Data records for software interfaces

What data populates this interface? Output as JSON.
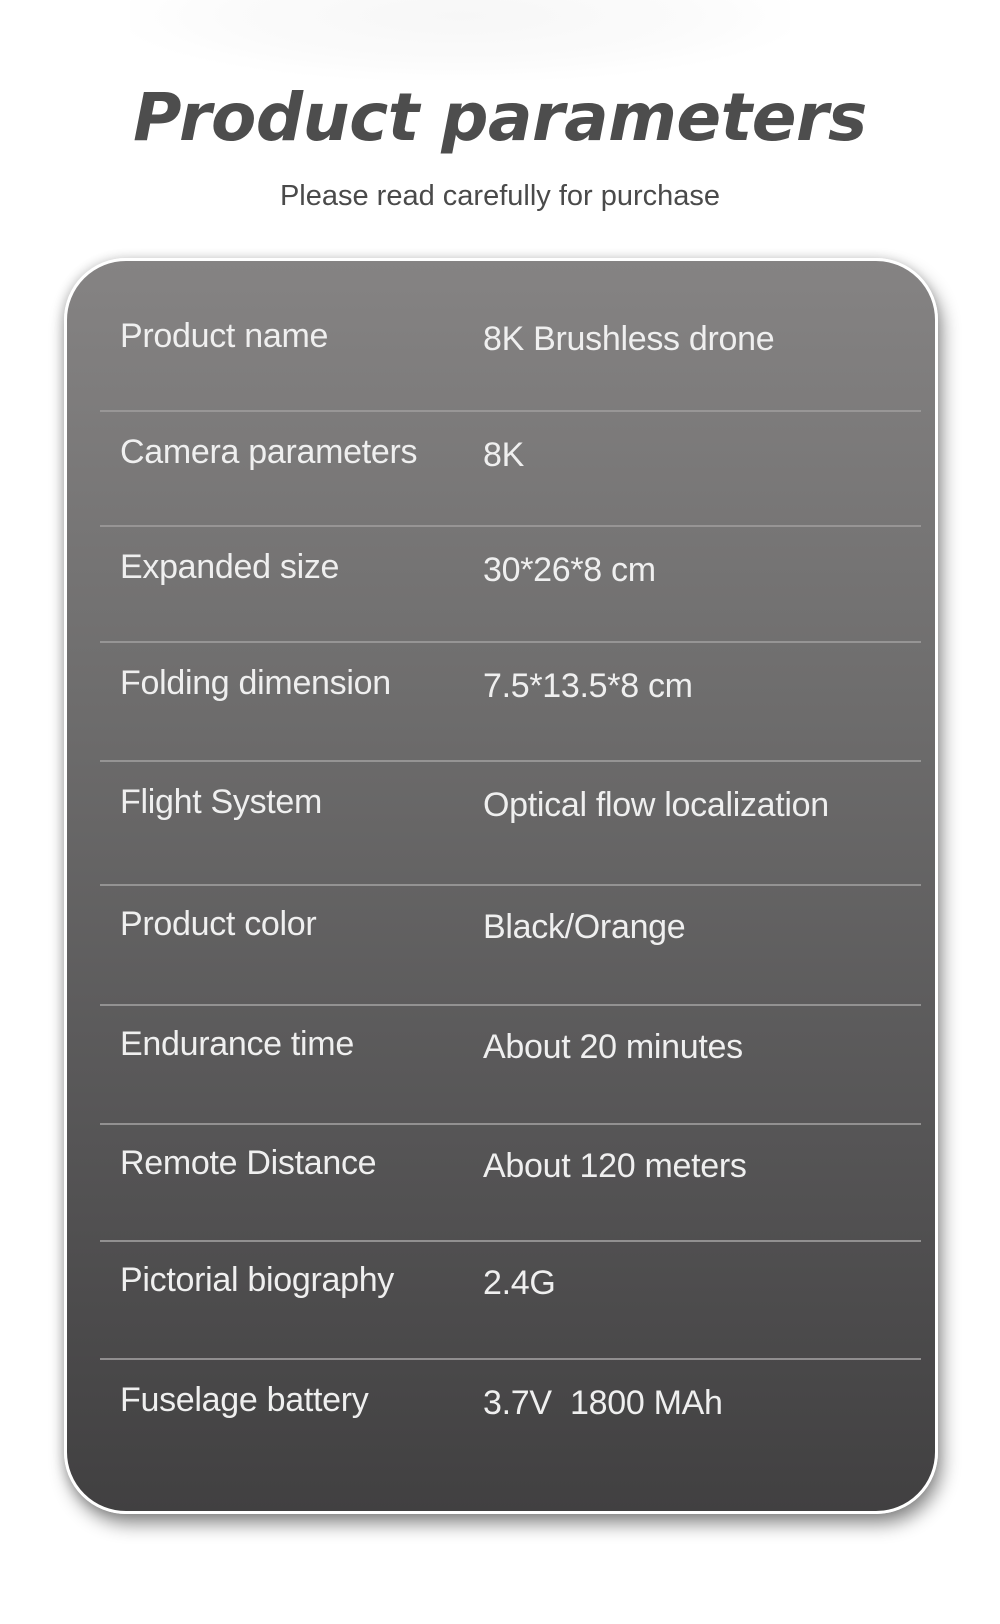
{
  "header": {
    "title": "Product parameters",
    "subtitle": "Please read carefully for purchase"
  },
  "specs": [
    {
      "label": "Product name",
      "value": "8K Brushless drone"
    },
    {
      "label": "Camera parameters",
      "value": "8K"
    },
    {
      "label": "Expanded size",
      "value": "30*26*8 cm"
    },
    {
      "label": "Folding dimension",
      "value": "7.5*13.5*8 cm"
    },
    {
      "label": "Flight System",
      "value": "Optical flow localization"
    },
    {
      "label": "Product color",
      "value": "Black/Orange"
    },
    {
      "label": "Endurance time",
      "value": "About 20 minutes"
    },
    {
      "label": "Remote Distance",
      "value": "About 120 meters"
    },
    {
      "label": "Pictorial biography",
      "value": "2.4G"
    },
    {
      "label": "Fuselage battery",
      "value": "3.7V  1800 MAh"
    }
  ],
  "colors": {
    "card_top": "#858383",
    "card_bottom": "#414041",
    "title": "#4d4d4d",
    "spec_text": "#efefef",
    "divider": "#9c9b9b"
  }
}
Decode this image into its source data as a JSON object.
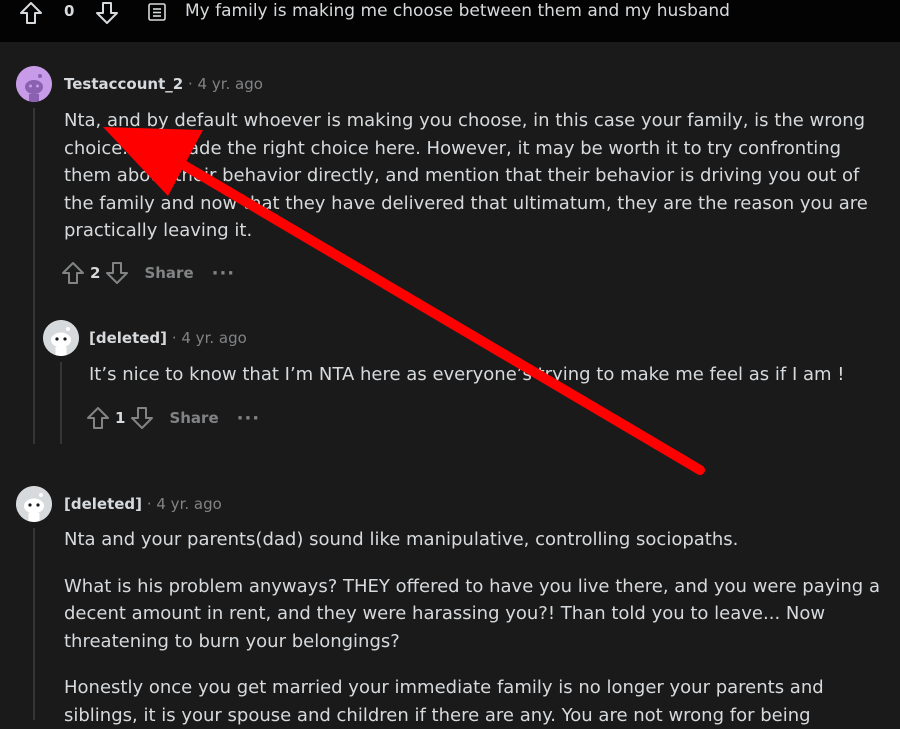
{
  "topbar": {
    "vote_count": "0",
    "post_title": "My family is making me choose between them and my husband"
  },
  "comments": [
    {
      "username": "Testaccount_2",
      "separator": "·",
      "time": "4 yr. ago",
      "paragraphs": [
        "Nta, and by default whoever is making you choose, in this case your family, is the wrong choice. You made the right choice here. However, it may be worth it to try confronting them about their behavior directly, and mention that their behavior is driving you out of the family and now that they have delivered that ultimatum, they are the reason you are practically leaving it."
      ],
      "lines": [
        "Nta, and by default whoever is making you choose, in this case your family, is the wrong",
        "choice. You made the right choice here. However, it may be worth it to try confronting",
        "them about their behavior directly, and mention that their behavior is driving you out of",
        "the family and now that they have delivered that ultimatum, they are the reason you are",
        "practically leaving it."
      ],
      "votes": "2",
      "share_label": "Share",
      "more_label": "···"
    },
    {
      "username": "[deleted]",
      "separator": "·",
      "time": "4 yr. ago",
      "lines": [
        "It’s nice to know that I’m NTA here as everyone’s trying to make me feel as if I am !"
      ],
      "votes": "1",
      "share_label": "Share",
      "more_label": "···"
    },
    {
      "username": "[deleted]",
      "separator": "·",
      "time": "4 yr. ago",
      "lines": [
        "Nta and your parents(dad) sound like manipulative, controlling sociopaths.",
        "What is his problem anyways? THEY offered to have you live there, and you were paying a",
        "decent amount in rent, and they were harassing you?! Than told you to leave... Now",
        "threatening to burn your belongings?",
        "Honestly once you get married your immediate family is no longer your parents and",
        "siblings, it is your spouse and children if there are any. You are not wrong for being"
      ]
    }
  ],
  "colors": {
    "background": "#1a1a1b",
    "topbar": "#030303",
    "text": "#d7dadc",
    "muted": "#818384",
    "annotation_arrow": "#ff0000",
    "avatar1": "#c89be8"
  },
  "icons": {
    "upvote": "arrow-up-outline",
    "downvote": "arrow-down-outline",
    "post": "document-lines",
    "annotation": "red-arrow"
  }
}
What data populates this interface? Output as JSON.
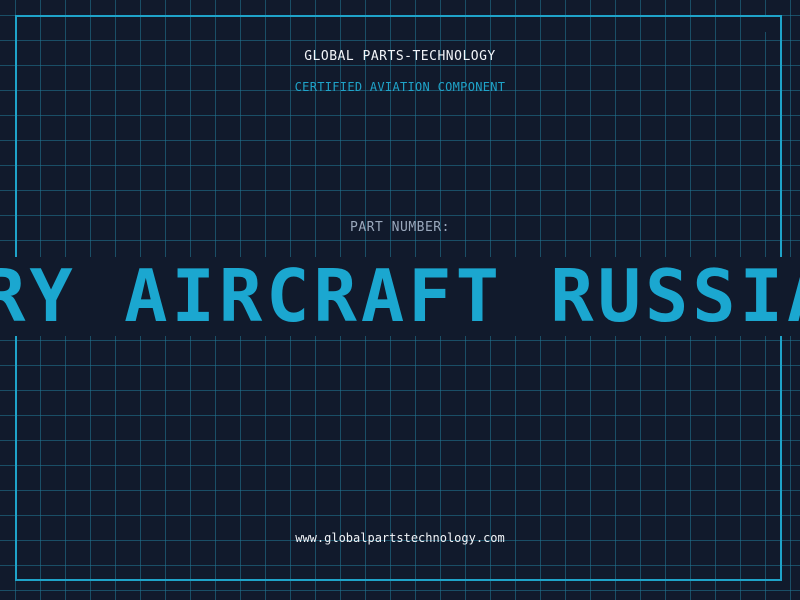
{
  "header": {
    "brand": "GLOBAL PARTS-TECHNOLOGY",
    "subtitle": "CERTIFIED AVIATION COMPONENT"
  },
  "part": {
    "label": "PART NUMBER:",
    "value": "MILITARY AIRCRAFT RUSSIAN"
  },
  "footer": {
    "url": "www.globalpartstechnology.com"
  },
  "colors": {
    "background": "#111a2c",
    "grid": "#207896",
    "accent": "#1ba7d0",
    "text": "#f2f4f8",
    "muted": "#9aa8bc"
  }
}
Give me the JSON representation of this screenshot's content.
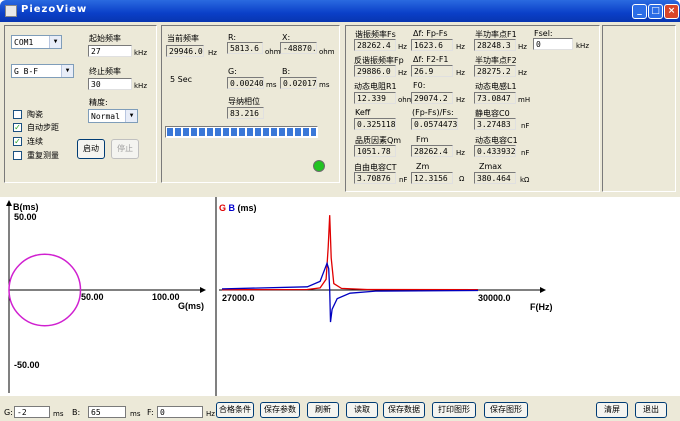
{
  "window": {
    "title": "PiezoView",
    "min_symbol": "_",
    "max_symbol": "□",
    "close_symbol": "×"
  },
  "left_panel": {
    "port": "COM1",
    "channel": "G B-F",
    "start_freq_label": "起始频率",
    "start_freq_value": "27",
    "stop_freq_label": "终止频率",
    "stop_freq_value": "30",
    "freq_unit": "kHz",
    "precision_label": "精度:",
    "precision_value": "Normal",
    "checkboxes": [
      {
        "label": "陶瓷",
        "checked": false
      },
      {
        "label": "自动步距",
        "checked": true
      },
      {
        "label": "连续",
        "checked": true
      },
      {
        "label": "重复测量",
        "checked": false
      }
    ],
    "start_button": "启动",
    "stop_button": "停止"
  },
  "mid_panel": {
    "current_freq_label": "当前频率",
    "current_freq_value": "29946.0",
    "current_freq_unit": "Hz",
    "r_label": "R:",
    "r_value": "5813.6",
    "r_unit": "ohm",
    "x_label": "X:",
    "x_value": "-48870.2",
    "x_unit": "ohm",
    "interval": "5 Sec",
    "g_label": "G:",
    "g_value": "0.002400",
    "g_unit": "ms",
    "b_label": "B:",
    "b_value": "0.020176",
    "b_unit": "ms",
    "phase_label": "导纳相位",
    "phase_value": "83.216",
    "progress": 1.0,
    "status_color": "#22c322"
  },
  "right_panel": {
    "fs_label": "谐振频率Fs",
    "fs_value": "28262.4",
    "fs_unit": "Hz",
    "dfpfs_label": "Δf: Fp-Fs",
    "dfpfs_value": "1623.6",
    "dfpfs_unit": "Hz",
    "f1_label": "半功率点F1",
    "f1_value": "28248.3",
    "f1_unit": "Hz",
    "fsel_label": "Fsel:",
    "fsel_value": "0",
    "fsel_unit": "kHz",
    "fp_label": "反谐振频率Fp",
    "fp_value": "29886.0",
    "fp_unit": "Hz",
    "df21_label": "Δf: F2-F1",
    "df21_value": "26.9",
    "df21_unit": "Hz",
    "f2_label": "半功率点F2",
    "f2_value": "28275.2",
    "f2_unit": "Hz",
    "r1_label": "动态电阻R1",
    "r1_value": "12.339",
    "r1_unit": "ohm",
    "f0_label": "F0:",
    "f0_value": "29074.2",
    "f0_unit": "Hz",
    "l1_label": "动态电感L1",
    "l1_value": "73.0847",
    "l1_unit": "mH",
    "keff_label": "Keff",
    "keff_value": "0.325118",
    "ratio_label": "(Fp-Fs)/Fs:",
    "ratio_value": "0.0574473",
    "c0_label": "静电容C0",
    "c0_value": "3.27483",
    "c0_unit": "nF",
    "qm_label": "品质因素Qm",
    "qm_value": "1051.78",
    "fm_label": "Fm",
    "fm_value": "28262.4",
    "fm_unit": "Hz",
    "c1_label": "动态电容C1",
    "c1_value": "0.433932",
    "c1_unit": "nF",
    "ct_label": "自由电容CT",
    "ct_value": "3.70876",
    "ct_unit": "nF",
    "zm_label": "Zm",
    "zm_value": "12.3156",
    "zm_unit": "Ω",
    "zmax_label": "Zmax",
    "zmax_value": "380.464",
    "zmax_unit": "kΩ"
  },
  "chart_data": [
    {
      "type": "line",
      "title": "",
      "ylabel": "B(ms)",
      "xlabel": "G(ms)",
      "xticks": [
        "50.00",
        "100.00"
      ],
      "yticks": [
        "50.00",
        "-50.00"
      ],
      "xlim": [
        -15,
        120
      ],
      "ylim": [
        -65,
        65
      ],
      "series": [
        {
          "color": "#d020d0",
          "shape": "circle",
          "center": [
            25,
            0
          ],
          "radius": 25
        }
      ]
    },
    {
      "type": "line",
      "title": "",
      "ylabel": "G B (ms)",
      "ylabel_parts": [
        {
          "text": "G",
          "color": "#e00000"
        },
        {
          "text": "B",
          "color": "#0000d0"
        },
        {
          "text": "(ms)",
          "color": "#000000"
        }
      ],
      "xlabel": "F(Hz)",
      "xticks": [
        "27000.0",
        "30000.0"
      ],
      "xlim": [
        27000,
        30600
      ],
      "ylim": [
        -45,
        75
      ],
      "series": [
        {
          "color": "#e00000",
          "x": [
            27000,
            28000,
            28150,
            28220,
            28245,
            28262,
            28280,
            28310,
            28400,
            28700,
            30000
          ],
          "y": [
            0.3,
            0.5,
            2,
            10,
            40,
            70,
            30,
            6,
            1.5,
            0.5,
            0.3
          ]
        },
        {
          "color": "#0000c0",
          "x": [
            27000,
            28000,
            28150,
            28230,
            28250,
            28262,
            28272,
            28290,
            28350,
            28500,
            28800,
            30000
          ],
          "y": [
            1,
            3,
            8,
            25,
            20,
            0,
            -30,
            -18,
            -8,
            -3,
            -1,
            -0.5
          ]
        }
      ]
    }
  ],
  "bottom": {
    "g_label": "G:",
    "g_value": "-2",
    "g_unit": "ms",
    "b_label": "B:",
    "b_value": "65",
    "b_unit": "ms",
    "f_label": "F:",
    "f_value": "0",
    "f_unit": "Hz",
    "buttons": [
      "合格条件",
      "保存参数",
      "刷新",
      "读取",
      "保存数据",
      "打印图形",
      "保存图形",
      "清屏",
      "退出"
    ]
  }
}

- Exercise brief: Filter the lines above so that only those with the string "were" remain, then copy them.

- Task solution:
        "What is his problem anyways? THEY offered to have you live there, and you were paying a",
        "decent amount in rent, and they were harassing you?! Than told you to leave... Now",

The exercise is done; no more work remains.